WHAT IS NEEDED:
Pull every line containing "Full" out of the listing below.

_____

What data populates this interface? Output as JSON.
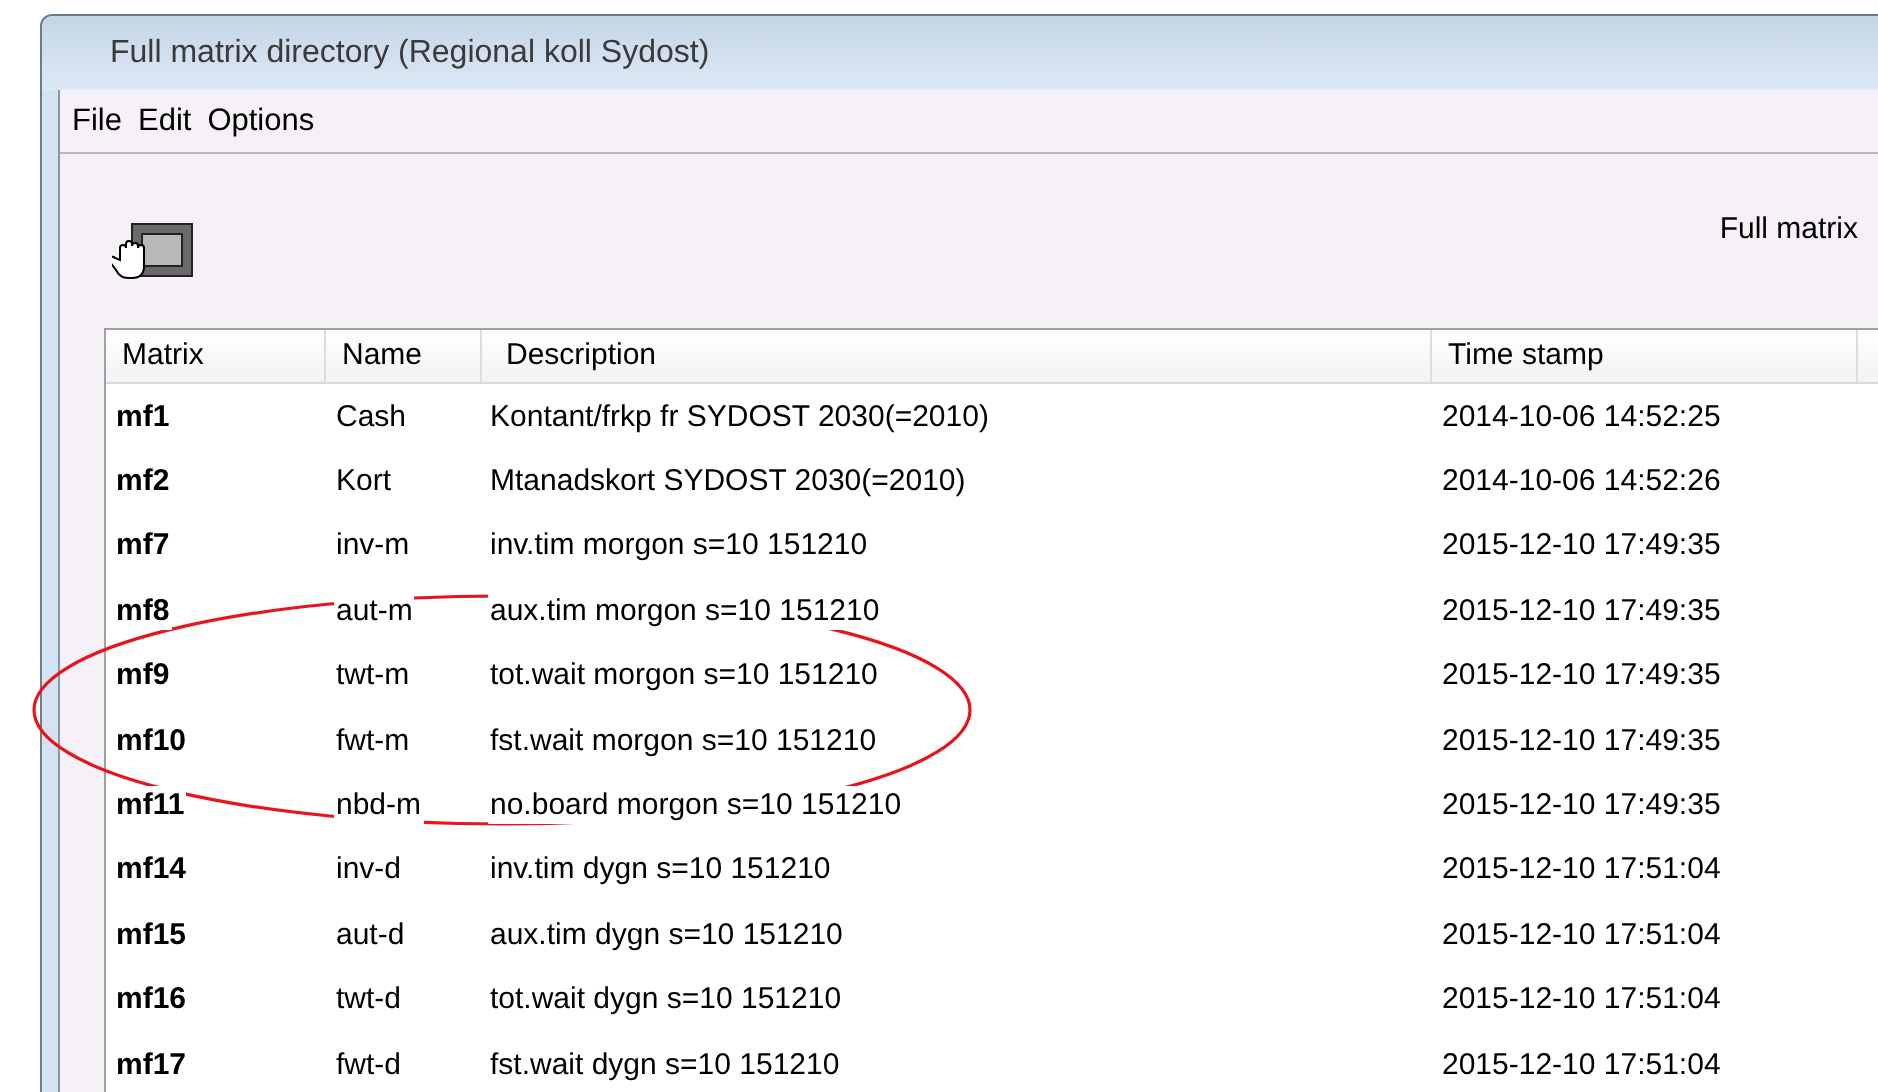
{
  "window": {
    "title": "Full matrix directory (Regional koll Sydost)"
  },
  "menu": [
    "File",
    "Edit",
    "Options"
  ],
  "toolbar": {
    "label": "Full matrix"
  },
  "table": {
    "columns": [
      "Matrix",
      "Name",
      "Description",
      "Time stamp"
    ],
    "rows": [
      {
        "matrix": "mf1",
        "name": "Cash",
        "description": "Kontant/frkp fr SYDOST 2030(=2010)",
        "time_stamp": "2014-10-06 14:52:25"
      },
      {
        "matrix": "mf2",
        "name": "Kort",
        "description": "Mtanadskort SYDOST 2030(=2010)",
        "time_stamp": "2014-10-06 14:52:26"
      },
      {
        "matrix": "mf7",
        "name": "inv-m",
        "description": "inv.tim morgon s=10 151210",
        "time_stamp": "2015-12-10 17:49:35"
      },
      {
        "matrix": "mf8",
        "name": "aut-m",
        "description": "aux.tim morgon s=10 151210",
        "time_stamp": "2015-12-10 17:49:35"
      },
      {
        "matrix": "mf9",
        "name": "twt-m",
        "description": "tot.wait morgon s=10 151210",
        "time_stamp": "2015-12-10 17:49:35"
      },
      {
        "matrix": "mf10",
        "name": "fwt-m",
        "description": "fst.wait morgon s=10 151210",
        "time_stamp": "2015-12-10 17:49:35"
      },
      {
        "matrix": "mf11",
        "name": "nbd-m",
        "description": "no.board morgon s=10 151210",
        "time_stamp": "2015-12-10 17:49:35"
      },
      {
        "matrix": "mf14",
        "name": "inv-d",
        "description": "inv.tim dygn s=10 151210",
        "time_stamp": "2015-12-10 17:51:04"
      },
      {
        "matrix": "mf15",
        "name": "aut-d",
        "description": "aux.tim dygn s=10 151210",
        "time_stamp": "2015-12-10 17:51:04"
      },
      {
        "matrix": "mf16",
        "name": "twt-d",
        "description": "tot.wait dygn s=10 151210",
        "time_stamp": "2015-12-10 17:51:04"
      },
      {
        "matrix": "mf17",
        "name": "fwt-d",
        "description": "fst.wait dygn s=10 151210",
        "time_stamp": "2015-12-10 17:51:04"
      }
    ]
  },
  "annotation": {
    "kind": "ellipse"
  }
}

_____

TASK SOLUTION:
    "title": "Full matrix directory (Regional koll Sydost)"
    "label": "Full matrix"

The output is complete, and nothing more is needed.